▶ [About this exercise]:
Every entry below should be restated word for word, except for its images.

[Entries from a dataset of interfaces]
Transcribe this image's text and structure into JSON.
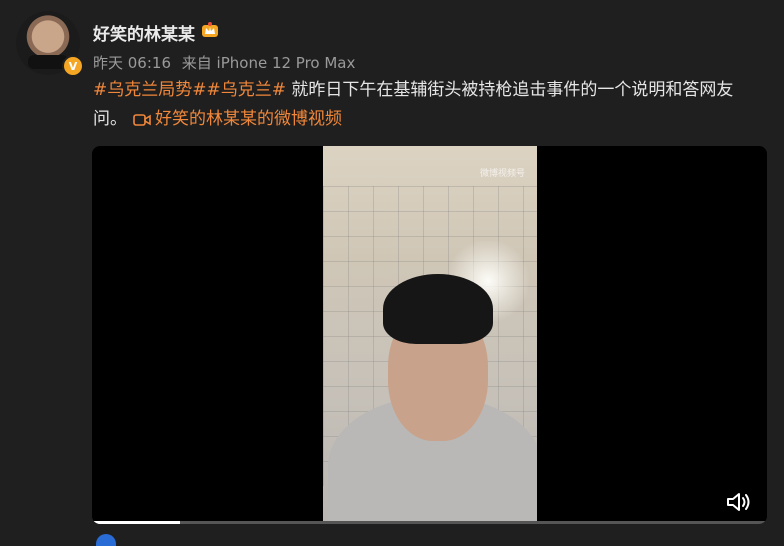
{
  "post": {
    "username": "好笑的林某某",
    "verified_badge": "V",
    "meta": {
      "time": "昨天 06:16",
      "source": "来自 iPhone 12 Pro Max"
    },
    "content": {
      "hashtag1": "#乌克兰局势#",
      "hashtag2": "#乌克兰#",
      "text": " 就昨日下午在基辅街头被持枪追击事件的一个说明和答网友问。",
      "video_link_label": "好笑的林某某的微博视频"
    },
    "video": {
      "watermark": "微博视频号",
      "progress": 0.13,
      "muted": true
    }
  },
  "icons": {
    "crown": "crown-icon",
    "video_link": "video-camera-icon",
    "mute": "volume-icon"
  },
  "colors": {
    "hashtag": "#f0873a",
    "badge": "#f5a623"
  }
}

▶ [Problem solution]:
Transcribe this image's text and structure into JSON.
{
  "post": {
    "username": "好笑的林某某",
    "verified_badge": "V",
    "meta": {
      "time": "昨天 06:16",
      "source": "来自 iPhone 12 Pro Max"
    },
    "content": {
      "hashtag1": "#乌克兰局势#",
      "hashtag2": "#乌克兰#",
      "text": " 就昨日下午在基辅街头被持枪追击事件的一个说明和答网友问。",
      "video_link_label": "好笑的林某某的微博视频"
    },
    "video": {
      "watermark": "微博视频号",
      "progress": 0.13,
      "muted": true
    }
  },
  "icons": {
    "crown": "crown-icon",
    "video_link": "video-camera-icon",
    "mute": "volume-icon"
  },
  "colors": {
    "hashtag": "#f0873a",
    "badge": "#f5a623"
  }
}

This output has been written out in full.